Exercise prompt » Say nothing but the number of lines below in which the string "your" appears.

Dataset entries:
*** Begin section ***

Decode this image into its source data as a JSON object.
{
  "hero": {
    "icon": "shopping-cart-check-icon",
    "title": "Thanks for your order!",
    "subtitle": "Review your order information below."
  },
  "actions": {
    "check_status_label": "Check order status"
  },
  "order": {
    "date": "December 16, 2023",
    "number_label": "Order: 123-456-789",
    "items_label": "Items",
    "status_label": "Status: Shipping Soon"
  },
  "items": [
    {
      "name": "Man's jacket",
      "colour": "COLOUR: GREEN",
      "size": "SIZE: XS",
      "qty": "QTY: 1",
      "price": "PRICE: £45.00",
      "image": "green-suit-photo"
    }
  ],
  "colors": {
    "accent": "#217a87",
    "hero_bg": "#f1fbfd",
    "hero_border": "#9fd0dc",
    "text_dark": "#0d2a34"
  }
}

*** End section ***

Task result » 2